Testifying at the House Judiciary Committee, Crotzer said: “I want some justice now. You can give it to me. If you law enforcement agencies are part of it, don’t you want it to stop? I would think you would. That’s why I’m here. It’s very personal to me.”
And it’s very personal to exonerees nationwide, where 75 percent of 267 DNA exonerations involved eyewitness misidentification.
In an essay published in the Orlando Sentinel, facilitated by the Innocence Project of Florida, Crotzer and six other DNA exonerees, who served a total of 158 years in Florida’s prisons for crimes they did not commit, urged passage of Negron’s bill in its original form.
“If even one person could be spared the fate we were forced to endure, it would lessen our suffering and bring a little meaning to the years, experiences, and opportunities we lost,” the exonerees wrote.
Thurston said he had an “extremely difficult conversation” with Crotzer explaining how politics played out in compromising the original intent of the bills.
“Mr. Crotzer and I sat down after the (House Judiciary) meeting, and I explained to him that it was either that version or nothing. Quite frankly, my choice would have been nothing, because it was watered down so far,” Thurston said. “Mr. Crotzer told me he wanted the original version.

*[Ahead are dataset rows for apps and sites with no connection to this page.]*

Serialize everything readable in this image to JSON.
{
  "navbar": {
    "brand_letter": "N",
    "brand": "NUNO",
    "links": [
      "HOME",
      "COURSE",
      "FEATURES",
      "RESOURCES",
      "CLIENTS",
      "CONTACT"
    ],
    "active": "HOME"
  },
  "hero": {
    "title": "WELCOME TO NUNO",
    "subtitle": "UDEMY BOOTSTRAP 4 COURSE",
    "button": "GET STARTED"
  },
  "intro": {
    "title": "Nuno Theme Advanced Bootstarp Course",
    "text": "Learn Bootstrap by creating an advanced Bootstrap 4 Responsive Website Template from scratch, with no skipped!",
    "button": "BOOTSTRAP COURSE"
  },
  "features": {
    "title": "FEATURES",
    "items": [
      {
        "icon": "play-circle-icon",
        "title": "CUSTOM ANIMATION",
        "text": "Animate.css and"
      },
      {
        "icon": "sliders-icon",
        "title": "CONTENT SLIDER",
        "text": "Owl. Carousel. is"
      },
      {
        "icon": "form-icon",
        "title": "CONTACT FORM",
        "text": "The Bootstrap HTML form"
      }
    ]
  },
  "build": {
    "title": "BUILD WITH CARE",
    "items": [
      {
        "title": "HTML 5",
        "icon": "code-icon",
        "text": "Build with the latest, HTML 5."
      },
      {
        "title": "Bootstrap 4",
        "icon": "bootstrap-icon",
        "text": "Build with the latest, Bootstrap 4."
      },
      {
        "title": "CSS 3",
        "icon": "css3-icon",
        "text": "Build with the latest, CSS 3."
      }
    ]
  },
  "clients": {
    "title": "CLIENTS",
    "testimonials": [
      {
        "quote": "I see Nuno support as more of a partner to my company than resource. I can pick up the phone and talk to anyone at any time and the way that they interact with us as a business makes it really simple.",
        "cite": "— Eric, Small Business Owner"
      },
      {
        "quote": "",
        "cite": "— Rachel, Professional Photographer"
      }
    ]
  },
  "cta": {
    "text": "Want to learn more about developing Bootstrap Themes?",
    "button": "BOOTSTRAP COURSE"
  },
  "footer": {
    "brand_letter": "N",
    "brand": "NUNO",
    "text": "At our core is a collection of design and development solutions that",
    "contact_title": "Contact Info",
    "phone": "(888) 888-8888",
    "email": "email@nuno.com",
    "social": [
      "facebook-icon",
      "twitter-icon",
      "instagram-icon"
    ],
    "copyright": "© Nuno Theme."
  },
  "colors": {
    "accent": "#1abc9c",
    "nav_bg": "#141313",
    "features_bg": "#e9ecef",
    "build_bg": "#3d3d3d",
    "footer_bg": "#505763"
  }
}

And I agree with him 110 percent. . . . Certainly, we will be filing it again next year in the original form.”
Negron, an attorney inspired to sponsor the legislation because one of his first cases out of law school involved freeing an innocent man wrongfully picked out of a lineup, said, he, too, will try again next year to convince the House.

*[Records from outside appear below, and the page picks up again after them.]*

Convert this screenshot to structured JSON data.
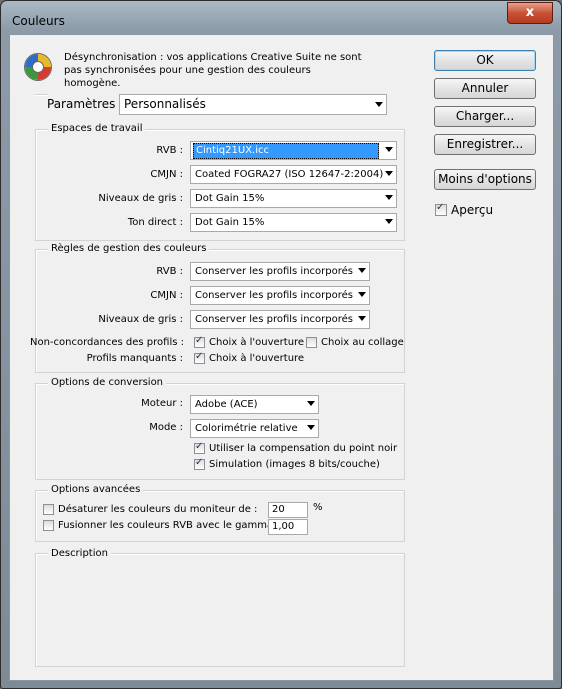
{
  "window": {
    "title": "Couleurs",
    "close_glyph": "x"
  },
  "sync_message": "Désynchronisation : vos applications Creative Suite ne sont pas synchronisées pour une gestion des couleurs homogène.",
  "settings": {
    "label": "Paramètres :",
    "value": "Personnalisés"
  },
  "workspaces": {
    "title": "Espaces de travail",
    "rvb_label": "RVB :",
    "rvb_value": "Cintiq21UX.icc",
    "cmjn_label": "CMJN :",
    "cmjn_value": "Coated FOGRA27 (ISO 12647-2:2004)",
    "gray_label": "Niveaux de gris :",
    "gray_value": "Dot Gain 15%",
    "spot_label": "Ton direct :",
    "spot_value": "Dot Gain 15%"
  },
  "policies": {
    "title": "Règles de gestion des couleurs",
    "rvb_label": "RVB :",
    "rvb_value": "Conserver les profils incorporés",
    "cmjn_label": "CMJN :",
    "cmjn_value": "Conserver les profils incorporés",
    "gray_label": "Niveaux de gris :",
    "gray_value": "Conserver les profils incorporés",
    "mismatch_label": "Non-concordances des profils :",
    "mismatch_open_label": "Choix à l'ouverture",
    "mismatch_open_checked": true,
    "mismatch_paste_label": "Choix au collage",
    "mismatch_paste_checked": false,
    "missing_label": "Profils manquants :",
    "missing_open_label": "Choix à l'ouverture",
    "missing_open_checked": true
  },
  "conversion": {
    "title": "Options de conversion",
    "engine_label": "Moteur :",
    "engine_value": "Adobe (ACE)",
    "mode_label": "Mode :",
    "mode_value": "Colorimétrie relative",
    "bpc_label": "Utiliser la compensation du point noir",
    "bpc_checked": true,
    "dither_label": "Simulation (images 8 bits/couche)",
    "dither_checked": true
  },
  "advanced": {
    "title": "Options avancées",
    "desaturate_label": "Désaturer les couleurs du moniteur de :",
    "desaturate_value": "20",
    "desaturate_unit": "%",
    "desaturate_checked": false,
    "blend_label": "Fusionner les couleurs RVB avec le gamma :",
    "blend_value": "1,00",
    "blend_checked": false
  },
  "description": {
    "title": "Description"
  },
  "buttons": {
    "ok": "OK",
    "cancel": "Annuler",
    "load": "Charger...",
    "save": "Enregistrer...",
    "fewer_options": "Moins d'options",
    "preview_label": "Aperçu",
    "preview_checked": true
  },
  "colors": {
    "accent": "#3399ff",
    "title_bar": "#aab9c6",
    "close": "#c95236"
  },
  "icons": {
    "sync": "color-sync-icon"
  }
}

“The bill passed the Senate 34 to 5. We’re halfway there,” Negron said. “I think it’s a successful first step in making sure we do everything possible to avoid wrongful convictions. . . . History is on our side. The national momentum is on our side. North Carolina, a very law-and-order state, goes way beyond my bill, requiring audio- and videotaping, with much stricter controls.”

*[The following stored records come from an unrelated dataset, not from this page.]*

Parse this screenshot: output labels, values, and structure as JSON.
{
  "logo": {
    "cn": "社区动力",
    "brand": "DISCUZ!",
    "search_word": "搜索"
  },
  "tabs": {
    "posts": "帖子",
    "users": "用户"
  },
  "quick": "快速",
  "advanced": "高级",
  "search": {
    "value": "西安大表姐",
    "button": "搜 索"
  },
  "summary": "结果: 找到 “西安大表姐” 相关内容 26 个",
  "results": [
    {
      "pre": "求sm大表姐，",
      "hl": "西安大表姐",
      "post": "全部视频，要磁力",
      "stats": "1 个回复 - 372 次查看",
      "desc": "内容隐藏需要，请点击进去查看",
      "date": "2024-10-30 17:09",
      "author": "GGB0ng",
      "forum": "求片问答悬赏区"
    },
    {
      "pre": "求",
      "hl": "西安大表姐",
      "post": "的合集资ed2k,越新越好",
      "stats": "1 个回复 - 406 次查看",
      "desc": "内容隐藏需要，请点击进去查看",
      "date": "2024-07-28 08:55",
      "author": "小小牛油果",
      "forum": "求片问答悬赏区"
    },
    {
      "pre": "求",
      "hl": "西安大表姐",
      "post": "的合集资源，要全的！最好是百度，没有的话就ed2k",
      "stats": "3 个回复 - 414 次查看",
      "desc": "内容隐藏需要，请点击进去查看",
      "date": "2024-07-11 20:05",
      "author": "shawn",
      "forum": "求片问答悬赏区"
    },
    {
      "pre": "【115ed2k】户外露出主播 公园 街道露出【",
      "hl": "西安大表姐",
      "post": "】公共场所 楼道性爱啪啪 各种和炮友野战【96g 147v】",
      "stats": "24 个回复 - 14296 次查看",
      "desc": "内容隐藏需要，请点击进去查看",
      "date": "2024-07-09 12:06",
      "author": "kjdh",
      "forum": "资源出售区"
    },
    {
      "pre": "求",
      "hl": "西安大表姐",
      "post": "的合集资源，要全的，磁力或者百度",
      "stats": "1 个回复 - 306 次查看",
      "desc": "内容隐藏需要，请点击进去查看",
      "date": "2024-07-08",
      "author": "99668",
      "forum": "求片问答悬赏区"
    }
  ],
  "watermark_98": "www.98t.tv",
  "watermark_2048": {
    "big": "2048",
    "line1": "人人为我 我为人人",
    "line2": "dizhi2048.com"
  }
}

During debate on the Senate floor, Sen. Arthenia Joyner, D-Tampa, an attorney, said: “I know we don’t want innocent people wrongfully convicted and serving time. This bill will serve as a deterrent to that. The guidelines will serve as a protection for law enforcement to avoid any unintended biases against the suspect or any allegations of coaching or influencing the witnesses.”
But Sen. Steve Oelrich, R-Gainesville, who was Alachua County sheriff from 1992-2006, countered: “The argument can’t be both ways that we have every confidence in our cops, yet we are going to make them pay the price by having a law that casts a doubt on their integrity. This is a problem with misidentification by the witness, not a problem with our law enforcement and our law enforcement’s integrity.”
Oelrich argued the bill would restrict law enforcement and “basically give them a vote of no confidence.”
Negron argued his bill would help law enforcement do their jobs better.
“Let’s not pick out the wrong person from a lineup to begin with,” Negron said. “If you get picked out of a lineup wrongfully, you are going to get arrested. You are going to have to defend yourself, and the vast majority of people that go to trial are convicted.
“All this says is we have learned from technology; we have learned from research that if you put an eyewitness in front of a lineup, they feel an extraordinary amount of pressure to pick someone because they want to help in the investigation.
“All we are doing is telling the person, ‘Look, the person may or may not be there.’ You make sure the person administering the lineup does not know the hopeful outcome, which is an actual identification.
“Tell the eyewitness, ‘Don’t feel compelled to make an identification. It is just as important to exclude innocent people as it is to convict guilty people, and the investigation is going to continue whether or not you make a decision today.’ That takes a lot of pressure off the victim.”
Managing Editor Mark Killian and Senior Editor Gary Blankenship contributed to this report.